Most species are in the Australasian region, but the family did not originate there. They evolved in the Northern Hemisphere and invaded the Australasian region a number of times.[3] Fossil kingfishers have been described from Lower Eocene rocks in Wyoming 50 million years ago (mya) and in Germany, around 30-40 million years ago. More recent fossil kingfishers have been described in the Miocene/Pliocene rocks of Australia (5-25 mya).[4]

Conservation[change | change source]

Kingfishers are easily harmed if there is a lot of snow and cold weather in winter. They can also die if humans cause a lot of water pollution or if the places where Kingfishers live are destroyed. Some kingfishers are endangered species

References[change | change source]

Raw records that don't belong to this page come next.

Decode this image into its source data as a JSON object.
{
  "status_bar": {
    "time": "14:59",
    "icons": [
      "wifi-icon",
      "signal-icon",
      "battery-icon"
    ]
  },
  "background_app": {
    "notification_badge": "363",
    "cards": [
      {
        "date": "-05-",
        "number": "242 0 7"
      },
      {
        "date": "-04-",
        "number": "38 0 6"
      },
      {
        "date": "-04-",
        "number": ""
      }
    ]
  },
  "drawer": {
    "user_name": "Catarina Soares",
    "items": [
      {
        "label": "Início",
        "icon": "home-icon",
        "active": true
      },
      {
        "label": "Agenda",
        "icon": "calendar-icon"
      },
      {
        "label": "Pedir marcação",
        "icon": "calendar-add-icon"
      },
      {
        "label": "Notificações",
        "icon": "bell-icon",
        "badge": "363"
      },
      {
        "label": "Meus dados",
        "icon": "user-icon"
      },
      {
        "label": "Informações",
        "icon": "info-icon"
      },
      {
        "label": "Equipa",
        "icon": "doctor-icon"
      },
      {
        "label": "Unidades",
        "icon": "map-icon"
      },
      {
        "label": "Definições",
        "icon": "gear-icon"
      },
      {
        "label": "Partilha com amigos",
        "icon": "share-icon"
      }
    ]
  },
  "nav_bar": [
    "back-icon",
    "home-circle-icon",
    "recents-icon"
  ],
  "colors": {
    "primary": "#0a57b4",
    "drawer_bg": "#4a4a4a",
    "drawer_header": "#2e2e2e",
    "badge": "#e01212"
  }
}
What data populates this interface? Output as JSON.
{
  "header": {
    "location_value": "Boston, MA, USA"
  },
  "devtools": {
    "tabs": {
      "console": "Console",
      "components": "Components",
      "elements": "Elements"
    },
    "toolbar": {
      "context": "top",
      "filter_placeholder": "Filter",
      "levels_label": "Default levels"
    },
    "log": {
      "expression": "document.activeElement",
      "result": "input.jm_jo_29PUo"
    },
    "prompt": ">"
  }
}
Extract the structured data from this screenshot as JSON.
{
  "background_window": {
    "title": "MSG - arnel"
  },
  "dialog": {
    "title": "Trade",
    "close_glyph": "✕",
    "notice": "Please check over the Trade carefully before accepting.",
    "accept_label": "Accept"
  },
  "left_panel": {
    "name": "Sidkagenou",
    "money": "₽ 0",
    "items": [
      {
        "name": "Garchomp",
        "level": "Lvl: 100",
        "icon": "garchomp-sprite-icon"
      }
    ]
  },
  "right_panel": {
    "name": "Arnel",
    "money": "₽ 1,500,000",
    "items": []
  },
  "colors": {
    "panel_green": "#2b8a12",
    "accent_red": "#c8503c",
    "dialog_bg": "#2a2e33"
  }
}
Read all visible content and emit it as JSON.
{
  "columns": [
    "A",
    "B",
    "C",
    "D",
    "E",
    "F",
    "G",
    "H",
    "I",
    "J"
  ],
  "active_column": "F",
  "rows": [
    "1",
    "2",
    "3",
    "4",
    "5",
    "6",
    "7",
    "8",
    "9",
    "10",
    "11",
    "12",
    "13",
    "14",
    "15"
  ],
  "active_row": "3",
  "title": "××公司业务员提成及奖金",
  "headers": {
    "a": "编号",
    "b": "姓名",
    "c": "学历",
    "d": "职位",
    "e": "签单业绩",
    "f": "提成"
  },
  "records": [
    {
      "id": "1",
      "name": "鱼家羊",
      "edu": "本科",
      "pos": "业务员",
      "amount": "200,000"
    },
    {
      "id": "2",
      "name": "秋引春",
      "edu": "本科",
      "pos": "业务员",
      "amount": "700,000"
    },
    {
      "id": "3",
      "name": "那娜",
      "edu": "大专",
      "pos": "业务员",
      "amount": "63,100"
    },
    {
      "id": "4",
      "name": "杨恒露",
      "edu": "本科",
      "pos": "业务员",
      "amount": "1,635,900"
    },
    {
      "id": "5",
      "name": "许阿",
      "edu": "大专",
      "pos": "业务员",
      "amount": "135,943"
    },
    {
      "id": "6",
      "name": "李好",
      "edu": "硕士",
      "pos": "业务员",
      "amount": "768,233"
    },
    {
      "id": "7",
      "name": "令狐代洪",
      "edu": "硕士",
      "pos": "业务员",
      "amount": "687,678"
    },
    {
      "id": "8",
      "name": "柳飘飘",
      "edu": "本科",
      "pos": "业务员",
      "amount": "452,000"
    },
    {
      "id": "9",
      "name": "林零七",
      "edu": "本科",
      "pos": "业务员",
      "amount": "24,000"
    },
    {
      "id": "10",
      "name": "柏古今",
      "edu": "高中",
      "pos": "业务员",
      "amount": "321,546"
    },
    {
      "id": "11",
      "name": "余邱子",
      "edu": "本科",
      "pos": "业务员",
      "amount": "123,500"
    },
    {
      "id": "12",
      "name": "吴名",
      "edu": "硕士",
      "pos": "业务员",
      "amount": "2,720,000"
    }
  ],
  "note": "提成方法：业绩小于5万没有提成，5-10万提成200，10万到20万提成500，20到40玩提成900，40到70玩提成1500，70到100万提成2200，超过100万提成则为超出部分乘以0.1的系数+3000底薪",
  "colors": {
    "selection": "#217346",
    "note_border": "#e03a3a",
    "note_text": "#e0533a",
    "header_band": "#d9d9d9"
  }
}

  1. Moyle, Robert G. 2006. Molecular phylogeny of kingfishers (Alcedinidae) with insights into early biogeographic history. Auk 123(2): 487–499.
  2. Fry C. Hilary; Fry, Kathie & Harris, Alan 1992. Kingfishers, bee-eaters and rollers. Christopher Helm. ISBN 0-7136-8028-8
  3. Moyle, Robert G (2006). "A molecular phylogeny of Kingfishers (Alcedinidae) with insights into early biogeographic history". Auk 123 (2): 487–499. doi:10.1642/0004-8038(2006)123[487:AMPOKA]2.0.CO;2 .
  4. Woodall, Peter (2001). "Family Alcedinidae (Kingfishers)". In del Hoyo, Josep; Elliott, Andrew; Sargatal, Jordi. Handbook of the Birds of the World. Volume 6, Mousebirds to Hornbills. Barcelona: Lynx Edicions. pp. 103–187. ISBN 978-84-87334-30-6 .